Management: How to Stop Worrying?
Based on the underlying conditions that promote IAH and ACS medical management addresses four therapeutic targets:
1. Improving Cab
2. Reducing IAV (either by removing free abdominal or intraluminal fluid)
3. Correcting capillary leak and
4. Correcting fluid balance.
It is beyond the scope of this article to give an extensive overview of the different medical management strategies as these can be found elsewhere (Regli et al. 2015; De Keulenaer et al. 2015). The bottom line is that treatment should always be based equally on the level of IAP, the underlying aetiology, the presence of comorbidities and the degree and magnitude of organ dysfunction.
In 2013 the World Society of the Abdominal Compartment Syndrome (WSACS) published evidence-based guidelines on the definitions, diagnosis and management of IAH and ACS (Kirkpatrick et al. 2013). However, bedside decisions regarding correct management in individual patients with IAH or ACS remain difficult. The clinician should be aware of the polycompartment syndrome and interactions between different compartmental pressures. Cab is one of the most neglected parameters in critically ill patients, although it plays a key role in understanding organ-organ interactions and the deleterious effects of unadapted IAV on IAP and end-organ perfusion
ACS abdominal compartment syndrome
AKI acute kidney injury
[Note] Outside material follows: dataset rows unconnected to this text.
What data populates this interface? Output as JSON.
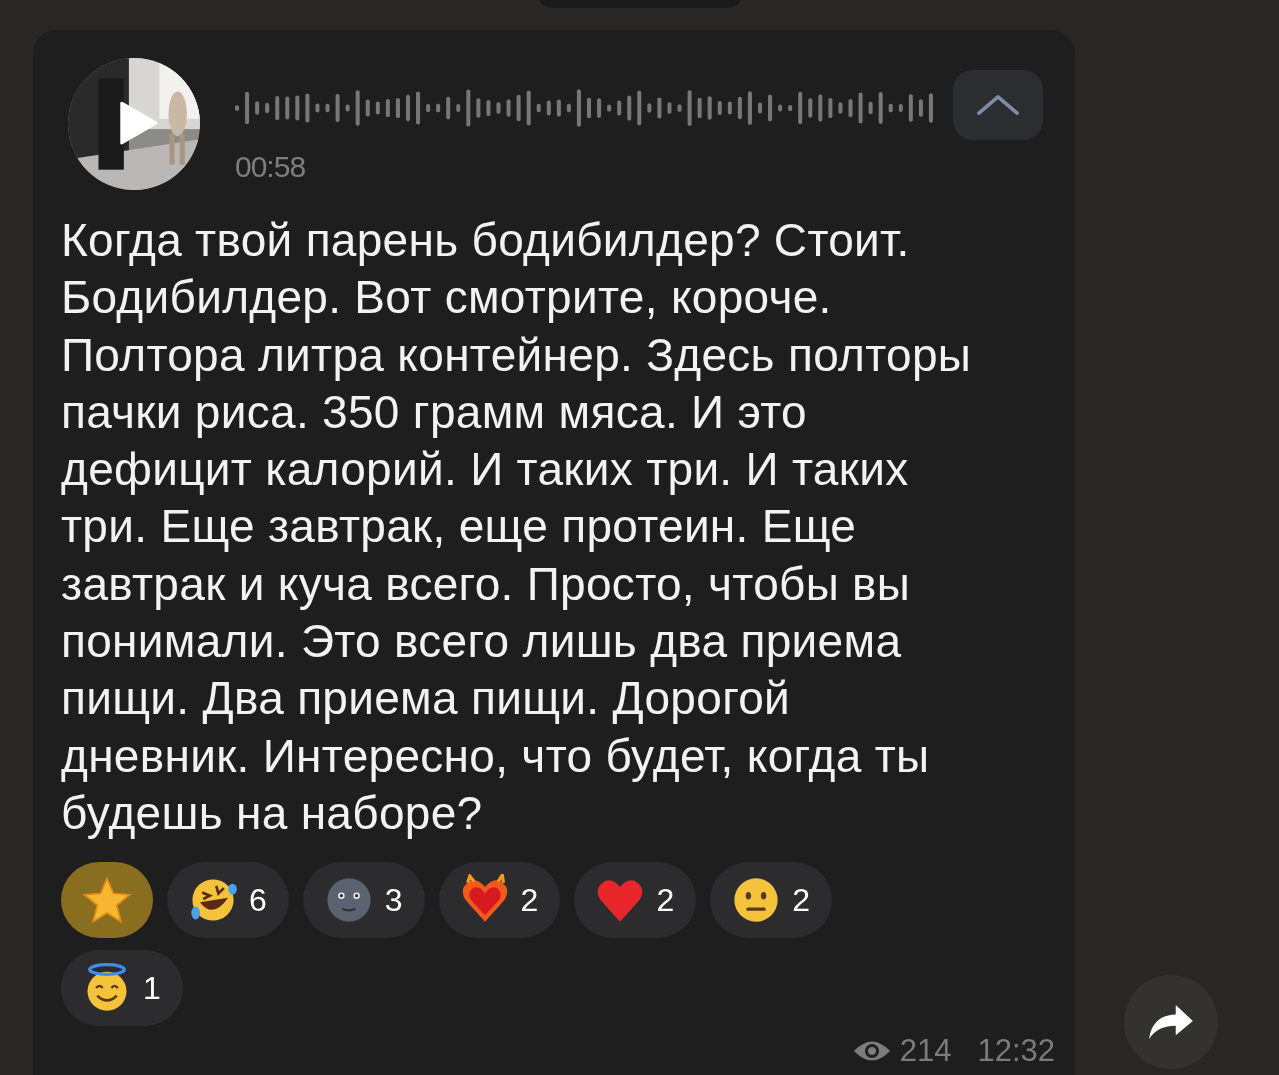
{
  "voice_message": {
    "duration": "00:58",
    "transcript_expanded": true
  },
  "transcript": "Когда твой парень бодибилдер? Стоит.\nБодибилдер. Вот смотрите, короче.\nПолтора литра контейнер. Здесь полторы\nпачки риса. 350 грамм мяса. И это\nдефицит калорий. И таких три. И таких\nтри. Еще завтрак, еще протеин. Еще\nзавтрак и куча всего. Просто, чтобы вы\nпонимали. Это всего лишь два приема\nпищи. Два приема пищи. Дорогой\nдневник. Интересно, что будет, когда ты\nбудешь на наборе?",
  "reactions": [
    {
      "kind": "star",
      "selected": true
    },
    {
      "kind": "laughing",
      "count": "6",
      "selected": false
    },
    {
      "kind": "moon",
      "count": "3",
      "selected": false
    },
    {
      "kind": "heart-fire",
      "count": "2",
      "selected": false
    },
    {
      "kind": "heart",
      "count": "2",
      "selected": false
    },
    {
      "kind": "neutral",
      "count": "2",
      "selected": false
    },
    {
      "kind": "halo",
      "count": "1",
      "selected": false
    }
  ],
  "views": "214",
  "time": "12:32"
}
Cab abdominal compliance
IAH intra-abdominal hypertension
IAV intra-abdominal volume
ICU intensive care unit